Role of efflux pumps in susceptibility of gram negative bacteria to the tested spice extracts

The significant increase of the activity of the extract of D. psilurus in the presence of EPI, indicates that bioactive constituents of this plant extract are substrate of efflux pumps. Efflux through AcrAB-TolC pumps was reported as essential mode of resistance of several Gram-negative MDR bacteria to a number of flavonoids isolated from plants of the genus Dorstenia, such as isobavachalcone, kanzonol C, stipulin, etc. [4, 15, 3335]. This suggests that possible combination of the extract of D. psilurus with EPI can be envisaged to overcome MDR bacteria.

Effects of the association of extracts with antibiotics

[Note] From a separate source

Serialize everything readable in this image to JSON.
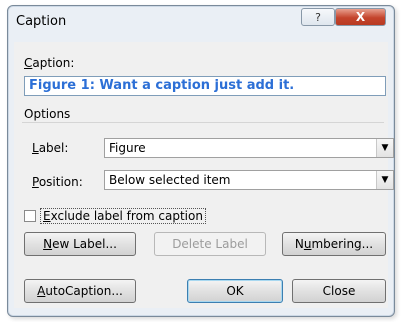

The results obtained by combining the antibiotic with the extracts of A. citratum, C. zeylanicum, D. psilurus and T. tetraptera indicate that these extracts contain chemical compounds that can modulate the activity of antibiotics against bacteria expressing MDR phenotypes. The methanol extracts of A. citratum, C. zeylanicum and D. psilurus showed a synergistic effect with antibiotics inhibiting bacterial cell wall synthesis (AMP and CEF) on K. pneumoniae KP63. The intrinsic mode of action of the active extracts is to be investigated.


The present work evidently provides information in the role of some Cameroonian spices in the fight against multi-resistant bacteria. The study also highlights the potential of D. psilurus as a strong antibacterial agent when the extract is combined with efflux pump inhibitor and several antibiotics.